- TASK DESCRIPTION -
Line count for "JSON": give how many lines in the data below contain it, with no other words.

Dataset rows for apps and sites:
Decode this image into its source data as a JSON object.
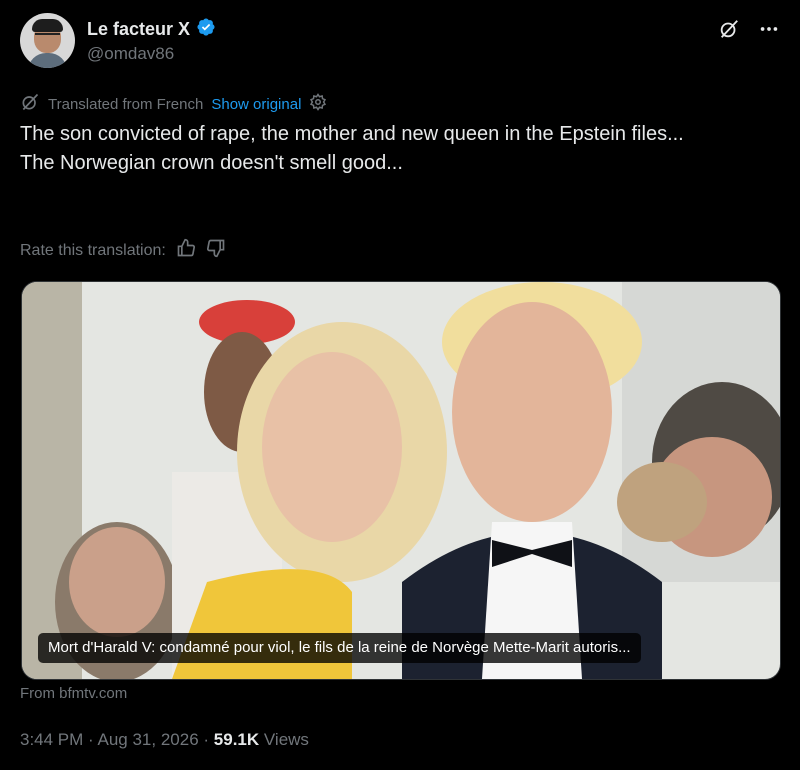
{
  "author": {
    "name": "Le facteur X",
    "handle": "@omdav86",
    "verified_color": "#1d9bf0"
  },
  "translation": {
    "label": "Translated from French",
    "show_original": "Show original",
    "rate_label": "Rate this translation:"
  },
  "tweet": {
    "text": "The son convicted of rape, the mother and new queen in the Epstein files...\nThe Norwegian crown doesn't smell good..."
  },
  "card": {
    "caption": "Mort d'Harald V: condamné pour viol, le fils de la reine de Norvège Mette-Marit autoris...",
    "source": "From bfmtv.com"
  },
  "meta": {
    "time": "3:44 PM",
    "date": "Aug 31, 2026",
    "views_count": "59.1K",
    "views_label": "Views"
  },
  "icons": {
    "verified": "verified-badge-icon",
    "grok": "grok-icon",
    "more": "more-icon",
    "translate": "translate-icon",
    "settings": "gear-icon",
    "thumbs_up": "thumbs-up-icon",
    "thumbs_down": "thumbs-down-icon"
  },
  "colors": {
    "background": "#000000",
    "text": "#e7e9ea",
    "muted": "#71767b",
    "accent": "#1d9bf0"
  }
}
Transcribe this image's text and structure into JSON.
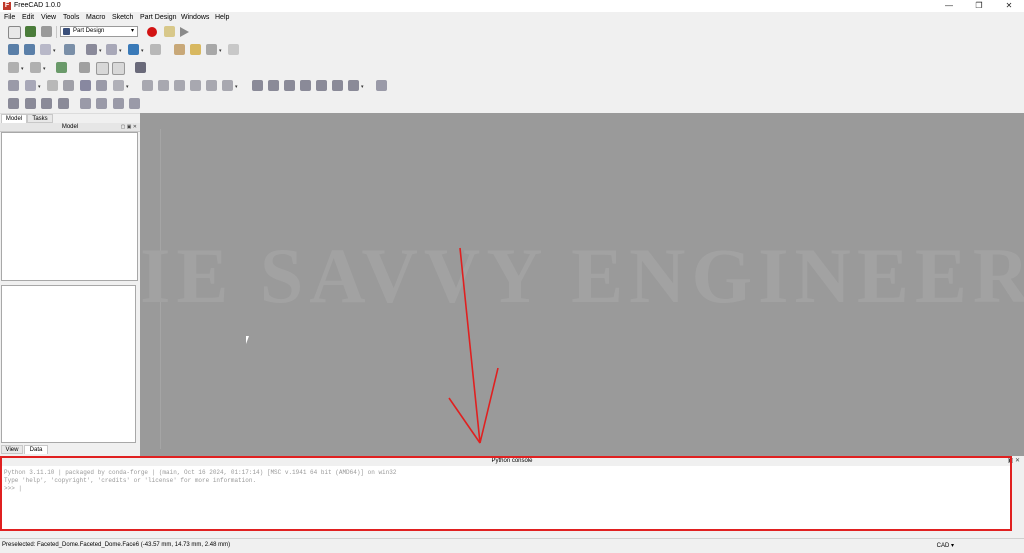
{
  "window": {
    "title": "FreeCAD 1.0.0",
    "app_icon_letter": "F",
    "minimize": "—",
    "restore": "❐",
    "close": "✕"
  },
  "menu": [
    "File",
    "Edit",
    "View",
    "Tools",
    "Macro",
    "Sketch",
    "Part Design",
    "Windows",
    "Help"
  ],
  "toolbar": {
    "workbench": "Part Design"
  },
  "combo_view": {
    "tabs": [
      "Model",
      "Tasks"
    ],
    "model_header": "Model",
    "property_tabs": [
      "View",
      "Data"
    ]
  },
  "viewport": {
    "watermark": "IE SAVVY ENGINEER"
  },
  "console": {
    "title": "Python console",
    "lines": [
      "Python 3.11.10 | packaged by conda-forge | (main, Oct 16 2024, 01:17:14) [MSC v.1941 64 bit (AMD64)] on win32",
      "Type 'help', 'copyright', 'credits' or 'license' for more information.",
      ">>> |"
    ]
  },
  "status": {
    "preselected": "Preselected: Faceted_Dome.Faceted_Dome.Face6 (-43.57 mm, 14.73 mm, 2.48 mm)",
    "nav_style": "CAD ▾"
  },
  "colors": {
    "annotation_red": "#e02020",
    "viewport_bg": "#9a9a9a",
    "record_red": "#d21313"
  }
}
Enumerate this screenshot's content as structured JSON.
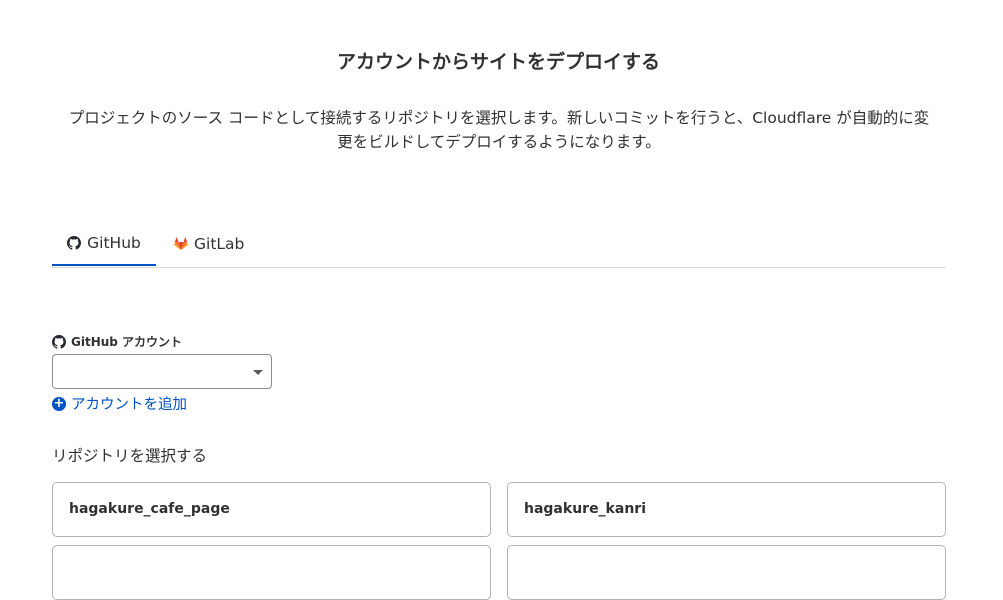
{
  "page": {
    "title": "アカウントからサイトをデプロイする",
    "description_line1": "プロジェクトのソース コードとして接続するリポジトリを選択します。新しいコミットを行うと、Cloudflare が自動的に変",
    "description_line2": "更をビルドしてデプロイするようになります。"
  },
  "tabs": [
    {
      "label": "GitHub",
      "icon": "github-icon",
      "active": true
    },
    {
      "label": "GitLab",
      "icon": "gitlab-icon",
      "active": false
    }
  ],
  "account": {
    "label": "GitHub アカウント",
    "selected_value": "",
    "add_label": "アカウントを追加"
  },
  "repositories": {
    "label": "リポジトリを選択する",
    "items": [
      {
        "name": "hagakure_cafe_page"
      },
      {
        "name": "hagakure_kanri"
      },
      {
        "name": ""
      },
      {
        "name": ""
      }
    ]
  },
  "colors": {
    "accent": "#0051c3",
    "text": "#313131",
    "border": "#b3b3b3",
    "gitlab_orange": "#e24329"
  }
}
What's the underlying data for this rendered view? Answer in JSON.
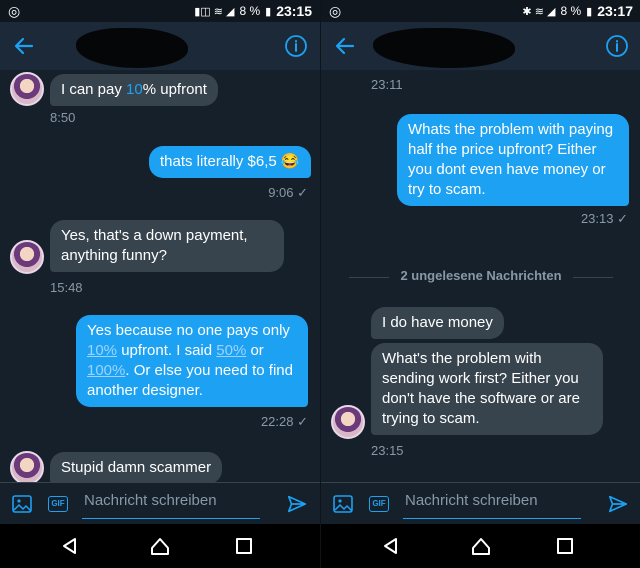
{
  "left": {
    "statusbar": {
      "battery": "8 %",
      "time": "23:15"
    },
    "messages": [
      {
        "pre": "I can pay ",
        "link": "10",
        "post": "% upfront"
      },
      {
        "text": "thats literally $6,5 😂"
      },
      {
        "text": "Yes, that's a down payment, anything funny?"
      },
      {
        "p1": "Yes because no one pays only ",
        "l1": "10%",
        "p2": " upfront. I said ",
        "l2": "50%",
        "p3": " or ",
        "l3": "100%",
        "p4": ". Or else you need to find another designer."
      },
      {
        "text": "Stupid damn scammer"
      }
    ],
    "timestamps": {
      "t1": "8:50",
      "t2": "9:06 ✓",
      "t3": "15:48",
      "t4": "22:28 ✓"
    }
  },
  "right": {
    "statusbar": {
      "battery": "8 %",
      "time": "23:17"
    },
    "messages": [
      {
        "text": "Whats the problem with paying half the price upfront? Either you dont even have money or try to scam."
      },
      {
        "text": "I do have money"
      },
      {
        "text": "What's the problem with sending work first? Either you don't have the software or are trying to scam."
      }
    ],
    "timestamps": {
      "t0": "23:11",
      "t1": "23:13 ✓",
      "t2": "23:15"
    },
    "divider": "2 ungelesene Nachrichten"
  },
  "composer": {
    "placeholder": "Nachricht schreiben",
    "gif_label": "GIF"
  },
  "icons": [
    "back-arrow-icon",
    "info-icon",
    "image-icon",
    "gif-icon",
    "send-icon",
    "nav-back-icon",
    "nav-home-icon",
    "nav-recent-icon"
  ],
  "colors": {
    "background": "#15202b",
    "outgoing": "#1da1f2",
    "incoming": "#38444d",
    "muted": "#8899a6"
  }
}
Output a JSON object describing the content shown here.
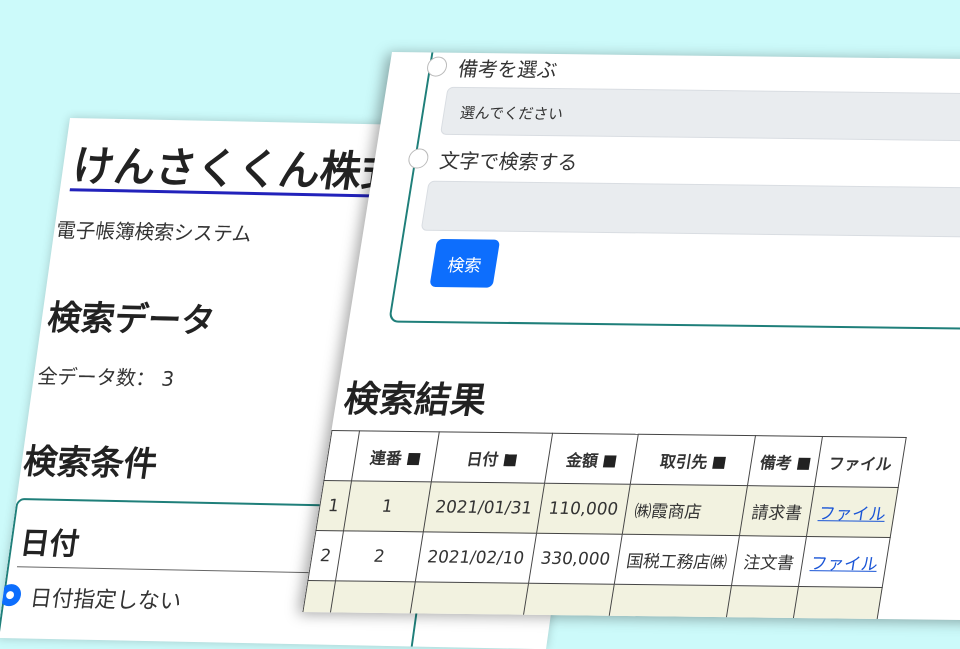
{
  "back_page": {
    "company_name": "けんさくくん株式会",
    "system_name": "電子帳簿検索システム",
    "search_data_heading": "検索データ",
    "total_label": "全データ数：",
    "total_count": "3",
    "conditions_heading": "検索条件",
    "date_section_title": "日付",
    "date_option_none": "日付指定しない"
  },
  "front_page": {
    "option_note": "備考を選ぶ",
    "note_select_placeholder": "選んでください",
    "option_text": "文字で検索する",
    "text_input_value": "",
    "search_button": "検索",
    "results_heading": "検索結果",
    "table": {
      "headers": [
        "",
        "連番",
        "日付",
        "金額",
        "取引先",
        "備考",
        "ファイル"
      ],
      "rows": [
        {
          "idx": "1",
          "seq": "1",
          "date": "2021/01/31",
          "amount": "110,000",
          "client": "㈱霞商店",
          "note": "請求書",
          "file": "ファイル"
        },
        {
          "idx": "2",
          "seq": "2",
          "date": "2021/02/10",
          "amount": "330,000",
          "client": "国税工務店㈱",
          "note": "注文書",
          "file": "ファイル"
        }
      ]
    }
  },
  "colors": {
    "background": "#ccfafa",
    "accent_blue": "#0d6efd",
    "box_border": "#1f7f7a",
    "link": "#1a55d6"
  }
}
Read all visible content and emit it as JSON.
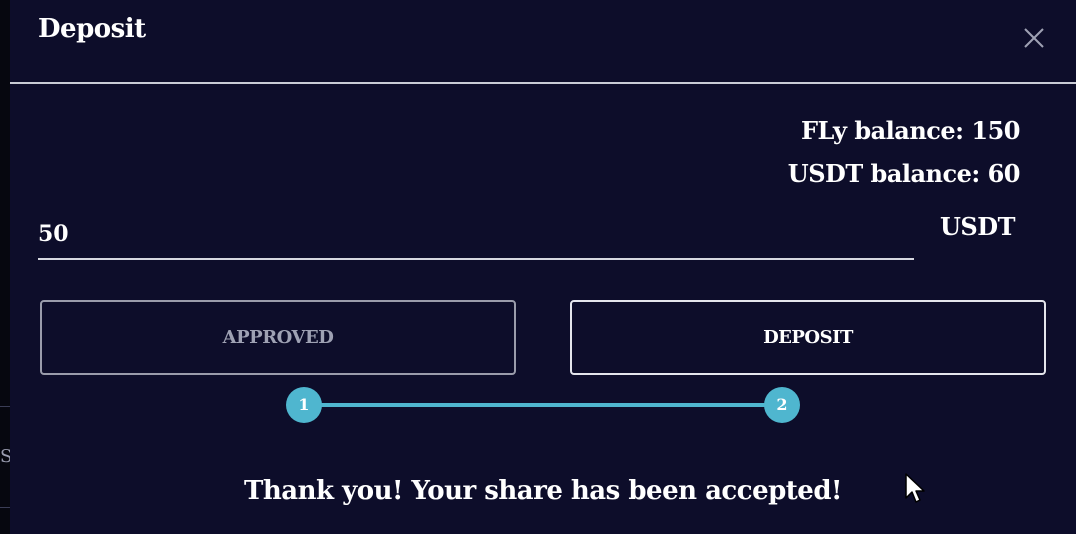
{
  "background": {
    "fragment_text": "S"
  },
  "modal": {
    "title": "Deposit",
    "close_icon": "close-icon"
  },
  "balances": {
    "fly": "FLy balance: 150",
    "usdt": "USDT balance: 60"
  },
  "amount": {
    "value": "50",
    "unit": "USDT"
  },
  "buttons": {
    "approved": "APPROVED",
    "deposit": "DEPOSIT"
  },
  "stepper": {
    "steps": [
      "1",
      "2"
    ],
    "color": "#4fb6cf"
  },
  "message": "Thank you! Your share has been accepted!",
  "colors": {
    "modal_bg": "#0d0d2a",
    "accent": "#4fb6cf",
    "text": "#ffffff"
  }
}
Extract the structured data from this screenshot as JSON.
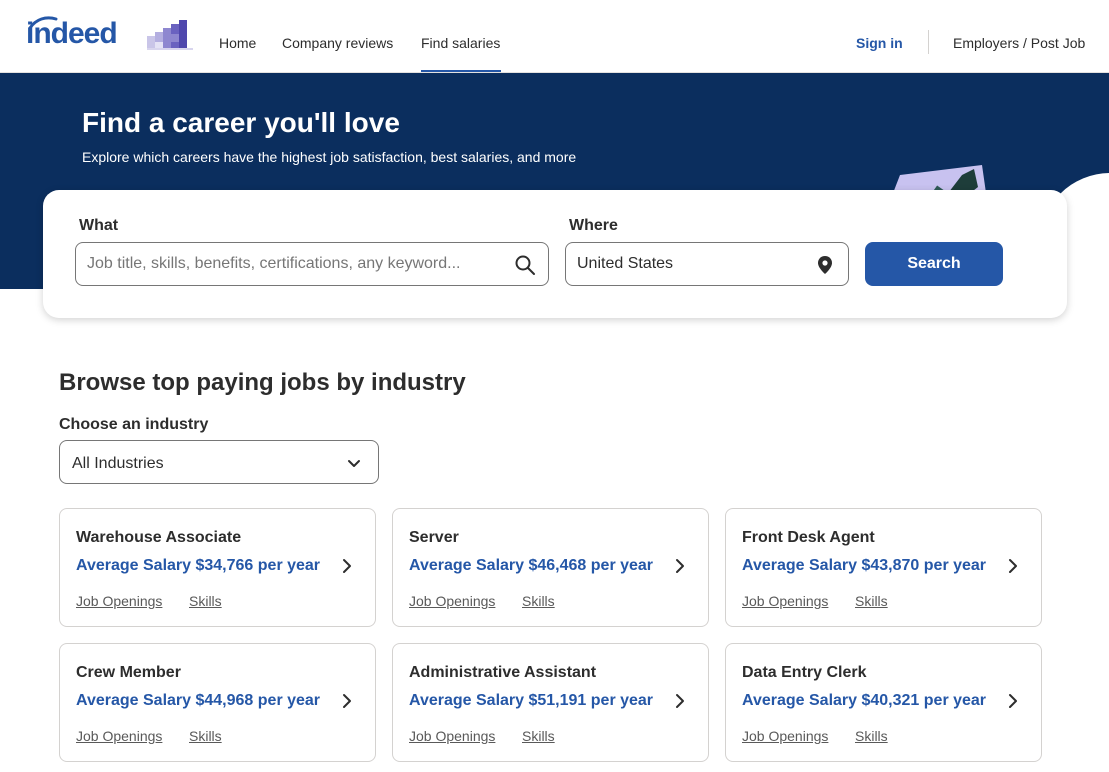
{
  "header": {
    "logo_text": "indeed",
    "nav": [
      "Home",
      "Company reviews",
      "Find salaries"
    ],
    "active_nav": "Find salaries",
    "sign_in": "Sign in",
    "employers": "Employers / Post Job"
  },
  "hero": {
    "title": "Find a career you'll love",
    "subtitle": "Explore which careers have the highest job satisfaction, best salaries, and more"
  },
  "search": {
    "what_label": "What",
    "what_placeholder": "Job title, skills, benefits, certifications, any keyword...",
    "where_label": "Where",
    "where_value": "United States",
    "button": "Search"
  },
  "browse": {
    "title": "Browse top paying jobs by industry",
    "choose_label": "Choose an industry",
    "selected_industry": "All Industries"
  },
  "jobs": [
    {
      "title": "Warehouse Associate",
      "salary": "Average Salary $34,766 per year",
      "openings": "Job Openings",
      "skills": "Skills"
    },
    {
      "title": "Server",
      "salary": "Average Salary $46,468 per year",
      "openings": "Job Openings",
      "skills": "Skills"
    },
    {
      "title": "Front Desk Agent",
      "salary": "Average Salary $43,870 per year",
      "openings": "Job Openings",
      "skills": "Skills"
    },
    {
      "title": "Crew Member",
      "salary": "Average Salary $44,968 per year",
      "openings": "Job Openings",
      "skills": "Skills"
    },
    {
      "title": "Administrative Assistant",
      "salary": "Average Salary $51,191 per year",
      "openings": "Job Openings",
      "skills": "Skills"
    },
    {
      "title": "Data Entry Clerk",
      "salary": "Average Salary $40,321 per year",
      "openings": "Job Openings",
      "skills": "Skills"
    }
  ],
  "colors": {
    "brand_blue": "#2557a7",
    "hero_navy": "#0b2e5e",
    "text": "#2d2d2d"
  },
  "icons": [
    "indeed-logo",
    "company-bars-icon",
    "search-icon",
    "location-pin-icon",
    "chevron-down-icon",
    "chevron-right-icon",
    "briefcase-illustration"
  ]
}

- ANSWER SECTION -
7